- **EXERCISE DESCRIPTION**: Below are lines of data; give the number of them that contain "Build", and only that.

----

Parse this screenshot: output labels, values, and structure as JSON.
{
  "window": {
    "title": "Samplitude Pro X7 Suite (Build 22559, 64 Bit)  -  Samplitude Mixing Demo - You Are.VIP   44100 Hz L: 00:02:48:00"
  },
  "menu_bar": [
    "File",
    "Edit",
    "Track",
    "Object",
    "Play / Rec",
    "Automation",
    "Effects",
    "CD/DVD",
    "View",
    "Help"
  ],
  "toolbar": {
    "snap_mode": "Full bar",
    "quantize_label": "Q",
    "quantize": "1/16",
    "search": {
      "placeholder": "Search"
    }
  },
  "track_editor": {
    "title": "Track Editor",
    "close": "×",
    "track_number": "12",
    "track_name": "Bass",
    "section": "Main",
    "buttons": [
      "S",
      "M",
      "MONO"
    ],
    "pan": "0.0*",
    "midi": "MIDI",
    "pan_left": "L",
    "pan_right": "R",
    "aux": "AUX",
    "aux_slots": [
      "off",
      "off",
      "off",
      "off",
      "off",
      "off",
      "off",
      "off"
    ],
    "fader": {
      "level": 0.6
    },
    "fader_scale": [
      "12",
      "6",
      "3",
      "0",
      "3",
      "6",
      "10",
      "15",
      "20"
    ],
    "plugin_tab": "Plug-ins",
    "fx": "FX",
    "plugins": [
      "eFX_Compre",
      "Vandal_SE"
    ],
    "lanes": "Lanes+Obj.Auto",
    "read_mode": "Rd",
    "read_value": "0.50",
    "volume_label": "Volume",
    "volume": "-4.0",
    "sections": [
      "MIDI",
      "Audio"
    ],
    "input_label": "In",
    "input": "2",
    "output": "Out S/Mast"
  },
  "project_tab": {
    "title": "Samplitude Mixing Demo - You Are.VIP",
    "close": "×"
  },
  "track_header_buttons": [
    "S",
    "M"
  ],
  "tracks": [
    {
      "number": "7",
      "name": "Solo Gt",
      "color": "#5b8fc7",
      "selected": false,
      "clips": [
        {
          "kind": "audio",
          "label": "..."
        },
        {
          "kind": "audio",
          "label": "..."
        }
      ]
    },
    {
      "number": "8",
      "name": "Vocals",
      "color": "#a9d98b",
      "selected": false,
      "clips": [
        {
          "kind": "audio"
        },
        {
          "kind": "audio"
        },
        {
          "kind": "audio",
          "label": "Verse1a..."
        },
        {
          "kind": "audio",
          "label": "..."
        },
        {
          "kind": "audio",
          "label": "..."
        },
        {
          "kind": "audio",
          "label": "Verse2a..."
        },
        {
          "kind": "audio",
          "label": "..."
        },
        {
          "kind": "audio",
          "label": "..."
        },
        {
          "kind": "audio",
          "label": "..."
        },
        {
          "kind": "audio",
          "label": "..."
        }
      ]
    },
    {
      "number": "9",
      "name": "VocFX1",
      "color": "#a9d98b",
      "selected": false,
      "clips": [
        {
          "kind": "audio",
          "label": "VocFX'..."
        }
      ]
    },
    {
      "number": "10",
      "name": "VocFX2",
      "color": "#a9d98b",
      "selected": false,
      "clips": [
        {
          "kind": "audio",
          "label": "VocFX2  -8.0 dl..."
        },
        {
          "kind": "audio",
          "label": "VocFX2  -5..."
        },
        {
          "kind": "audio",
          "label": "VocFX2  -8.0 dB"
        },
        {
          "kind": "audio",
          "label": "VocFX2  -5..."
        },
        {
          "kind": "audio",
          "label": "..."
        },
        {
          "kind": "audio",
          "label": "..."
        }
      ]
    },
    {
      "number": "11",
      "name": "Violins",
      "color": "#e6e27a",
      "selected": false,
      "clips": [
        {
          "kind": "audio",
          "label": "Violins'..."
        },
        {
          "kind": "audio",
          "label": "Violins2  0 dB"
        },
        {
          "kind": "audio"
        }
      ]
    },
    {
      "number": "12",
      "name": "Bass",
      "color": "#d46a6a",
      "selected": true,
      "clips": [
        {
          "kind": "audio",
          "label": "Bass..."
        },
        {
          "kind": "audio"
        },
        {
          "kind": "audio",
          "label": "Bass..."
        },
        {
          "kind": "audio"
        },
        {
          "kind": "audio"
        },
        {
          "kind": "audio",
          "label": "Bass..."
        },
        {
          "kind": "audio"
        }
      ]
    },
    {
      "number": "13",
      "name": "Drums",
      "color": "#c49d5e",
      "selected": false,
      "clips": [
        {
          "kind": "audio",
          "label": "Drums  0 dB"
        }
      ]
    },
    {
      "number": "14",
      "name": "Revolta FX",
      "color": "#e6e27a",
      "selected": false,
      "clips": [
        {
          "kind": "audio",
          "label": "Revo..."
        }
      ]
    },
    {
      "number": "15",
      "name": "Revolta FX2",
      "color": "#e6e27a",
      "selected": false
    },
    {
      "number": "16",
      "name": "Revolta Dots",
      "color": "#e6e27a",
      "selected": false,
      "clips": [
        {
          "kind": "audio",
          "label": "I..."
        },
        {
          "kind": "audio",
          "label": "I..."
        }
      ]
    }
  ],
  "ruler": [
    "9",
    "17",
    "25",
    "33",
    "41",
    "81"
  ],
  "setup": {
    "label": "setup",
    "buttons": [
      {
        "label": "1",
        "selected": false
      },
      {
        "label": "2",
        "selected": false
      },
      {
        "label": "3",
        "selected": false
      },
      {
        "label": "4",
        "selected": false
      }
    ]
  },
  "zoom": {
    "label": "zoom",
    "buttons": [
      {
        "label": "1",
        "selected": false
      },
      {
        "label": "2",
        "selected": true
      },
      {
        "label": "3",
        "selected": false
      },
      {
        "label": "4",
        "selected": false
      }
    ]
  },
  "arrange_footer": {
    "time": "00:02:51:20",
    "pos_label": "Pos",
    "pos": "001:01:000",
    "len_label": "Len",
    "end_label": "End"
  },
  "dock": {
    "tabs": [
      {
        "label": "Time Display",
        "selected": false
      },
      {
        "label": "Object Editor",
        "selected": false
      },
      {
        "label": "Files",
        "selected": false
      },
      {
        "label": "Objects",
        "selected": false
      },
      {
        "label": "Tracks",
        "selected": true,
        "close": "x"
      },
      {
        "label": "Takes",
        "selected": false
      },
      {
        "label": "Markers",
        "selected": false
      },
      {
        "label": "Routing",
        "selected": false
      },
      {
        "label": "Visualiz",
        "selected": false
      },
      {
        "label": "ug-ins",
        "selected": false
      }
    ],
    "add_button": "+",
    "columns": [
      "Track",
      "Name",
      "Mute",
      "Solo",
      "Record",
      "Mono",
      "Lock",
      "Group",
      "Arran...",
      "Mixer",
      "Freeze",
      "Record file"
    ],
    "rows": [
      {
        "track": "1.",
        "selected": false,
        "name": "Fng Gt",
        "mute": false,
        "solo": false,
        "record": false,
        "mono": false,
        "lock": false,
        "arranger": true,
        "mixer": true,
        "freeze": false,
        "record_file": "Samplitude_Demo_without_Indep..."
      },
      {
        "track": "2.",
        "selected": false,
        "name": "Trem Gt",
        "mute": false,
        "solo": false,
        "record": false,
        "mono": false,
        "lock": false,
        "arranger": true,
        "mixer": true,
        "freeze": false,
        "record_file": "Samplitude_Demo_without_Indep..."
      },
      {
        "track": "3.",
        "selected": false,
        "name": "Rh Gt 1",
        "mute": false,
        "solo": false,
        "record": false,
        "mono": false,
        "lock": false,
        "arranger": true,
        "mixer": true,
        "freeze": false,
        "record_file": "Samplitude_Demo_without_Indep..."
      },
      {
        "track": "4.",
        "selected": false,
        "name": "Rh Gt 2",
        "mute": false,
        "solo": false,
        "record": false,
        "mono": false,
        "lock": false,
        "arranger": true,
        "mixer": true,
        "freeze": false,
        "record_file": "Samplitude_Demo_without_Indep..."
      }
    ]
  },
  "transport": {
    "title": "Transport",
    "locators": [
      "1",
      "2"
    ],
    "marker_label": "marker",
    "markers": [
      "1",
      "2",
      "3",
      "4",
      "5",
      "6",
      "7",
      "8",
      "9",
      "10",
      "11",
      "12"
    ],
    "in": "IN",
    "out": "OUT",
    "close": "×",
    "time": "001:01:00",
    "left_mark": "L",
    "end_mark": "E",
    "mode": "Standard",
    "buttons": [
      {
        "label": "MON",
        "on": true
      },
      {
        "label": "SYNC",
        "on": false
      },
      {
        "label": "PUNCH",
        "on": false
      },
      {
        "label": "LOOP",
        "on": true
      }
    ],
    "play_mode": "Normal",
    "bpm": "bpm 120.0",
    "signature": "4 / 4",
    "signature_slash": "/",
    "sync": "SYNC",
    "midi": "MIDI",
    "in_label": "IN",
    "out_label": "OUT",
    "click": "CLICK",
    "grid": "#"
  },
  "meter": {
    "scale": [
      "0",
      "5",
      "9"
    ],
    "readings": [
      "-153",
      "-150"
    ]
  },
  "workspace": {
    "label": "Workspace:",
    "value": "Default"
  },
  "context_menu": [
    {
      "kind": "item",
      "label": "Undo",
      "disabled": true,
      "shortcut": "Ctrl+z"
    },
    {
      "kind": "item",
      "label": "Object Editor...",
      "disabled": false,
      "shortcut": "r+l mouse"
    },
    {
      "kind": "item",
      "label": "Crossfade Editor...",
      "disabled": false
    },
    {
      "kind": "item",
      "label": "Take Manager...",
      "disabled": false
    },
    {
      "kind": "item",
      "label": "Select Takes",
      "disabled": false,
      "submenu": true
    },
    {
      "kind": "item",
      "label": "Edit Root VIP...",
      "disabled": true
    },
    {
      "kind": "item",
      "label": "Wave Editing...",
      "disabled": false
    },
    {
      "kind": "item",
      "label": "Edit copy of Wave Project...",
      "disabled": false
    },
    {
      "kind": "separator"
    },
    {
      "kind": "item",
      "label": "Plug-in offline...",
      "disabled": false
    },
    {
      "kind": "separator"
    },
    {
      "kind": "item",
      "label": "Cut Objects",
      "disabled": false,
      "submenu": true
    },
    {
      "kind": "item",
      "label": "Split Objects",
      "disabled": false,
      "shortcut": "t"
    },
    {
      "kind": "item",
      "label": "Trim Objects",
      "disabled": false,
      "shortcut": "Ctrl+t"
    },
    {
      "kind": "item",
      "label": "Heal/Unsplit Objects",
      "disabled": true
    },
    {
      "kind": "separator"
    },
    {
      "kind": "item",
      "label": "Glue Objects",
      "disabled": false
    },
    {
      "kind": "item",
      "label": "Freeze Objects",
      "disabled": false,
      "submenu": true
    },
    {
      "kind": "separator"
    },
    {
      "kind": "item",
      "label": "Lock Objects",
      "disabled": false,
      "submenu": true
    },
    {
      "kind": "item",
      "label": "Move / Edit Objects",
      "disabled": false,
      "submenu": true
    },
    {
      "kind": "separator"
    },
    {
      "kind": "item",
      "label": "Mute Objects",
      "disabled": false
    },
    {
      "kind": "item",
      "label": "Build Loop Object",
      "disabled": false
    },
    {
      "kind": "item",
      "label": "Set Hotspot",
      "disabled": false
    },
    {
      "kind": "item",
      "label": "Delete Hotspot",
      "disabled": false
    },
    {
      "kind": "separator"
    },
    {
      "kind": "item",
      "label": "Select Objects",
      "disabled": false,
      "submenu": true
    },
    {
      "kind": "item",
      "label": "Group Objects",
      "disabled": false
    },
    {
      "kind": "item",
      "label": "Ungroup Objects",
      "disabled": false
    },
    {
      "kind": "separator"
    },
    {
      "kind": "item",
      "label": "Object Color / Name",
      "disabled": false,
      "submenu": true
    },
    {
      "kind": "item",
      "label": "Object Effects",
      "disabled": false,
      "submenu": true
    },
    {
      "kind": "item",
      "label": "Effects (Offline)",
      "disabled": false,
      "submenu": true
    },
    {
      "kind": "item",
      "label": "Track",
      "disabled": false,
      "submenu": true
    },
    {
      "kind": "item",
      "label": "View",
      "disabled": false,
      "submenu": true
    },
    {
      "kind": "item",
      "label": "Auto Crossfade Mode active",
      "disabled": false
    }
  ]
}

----

- **RESULT OF THIS EXERCISE**: 2